“There are consequences to our success,” Austad said at TEDxBirmingham 2016. “Medicine has found ways to delay our dying, but it hasn’t found a way to delay our aging.”
The drug he displayed is cheap and has been around for years for the treatment of Type 2 diabetes. It may be an answer to the problem of aging by providing better long-term health for even those without diabetes. The drug, Metformin, can reduce the risk of cancer and has the potential to slow the aging process, according to Austad.
In short, it’s a miracle drug – provided it has the same impact on humans that it did on mice.
The third annual TEDxBirmingham was one of 29 TEDx events held across five continents on Saturday alone. TEDx is part of an international community, with locally organized events celebrating regional ideas and elevating them to a global stage. The one in Alabama is hosted in partnership with corporate sponsors including Regions Bank, which is headquartered in Birmingham.
Participants came to UAB’s Alys Stephens Center to hear fresh ideas based on the premise of “Pure Imagination” from doctors, scientists, educators, writers, artists and a youth camp director. In all, there were 17 speakers plus performances by AROVA Contemporary Ballet, spoken-word poet Keiani Taylor and the Southern Gothic band War Jacket.
Ahmad Ward, a Civil Rights educator, told about the continuing impact of racism in America. Calligrapher Deb Warnat showed the positive impact of handwriting, a skill that has been reinstated in school curriculums across the country.
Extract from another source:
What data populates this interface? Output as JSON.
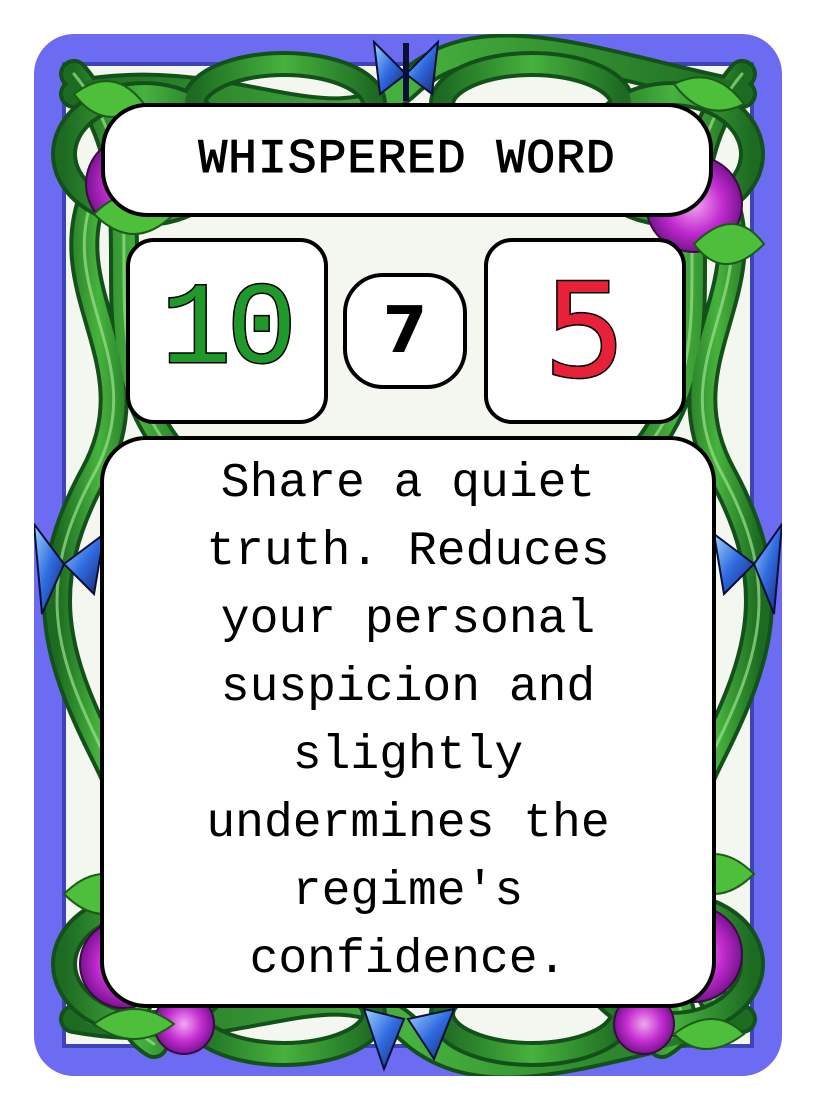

Marine biologist Jim McClintock spoke on witnessing the impact of climate change in Antarctica, which he has routinely visited on scientific expeditions for 30 years. He has witnessed firsthand the disappearance of penguins affected by diminishing food sources and volatile weather. “I believe we can still turn the tide on climate change,” McClintock said, “but we have to act soon.”
Medical futurist Dr. Rubin Pillay talked about his own brush with a potential cardiac arrest episode while on vacation, and how he used an app on his smartphone to perform an EKG and transmit immediate results to his cardiologist. With the potential of a new wave of medical apps, medicine can become more affordable for all.
“The good news is we’re on the cusp of radical change,” Pillay said. “New technology will give patients the ability to direct their own (medical) case” through technology, avoiding expensive medical bills.
Austad pointed out that today’s generation can live 30 years longer than generations before. A child born today could outlive his or her parents by decades, thanks to improved medicine, technology and wellness programs.
Yet longer lives mean we must live differently, Austad said, and could provide a drain on the economy.
Instead of retiring, people may return to school and work on a second career. And, later in life, they may consider public service or volunteerism to stay active.
The reason, Austad said, is simple.
“Happiness in life is tied to a reason to get out of bed,” he said. “A purpose.”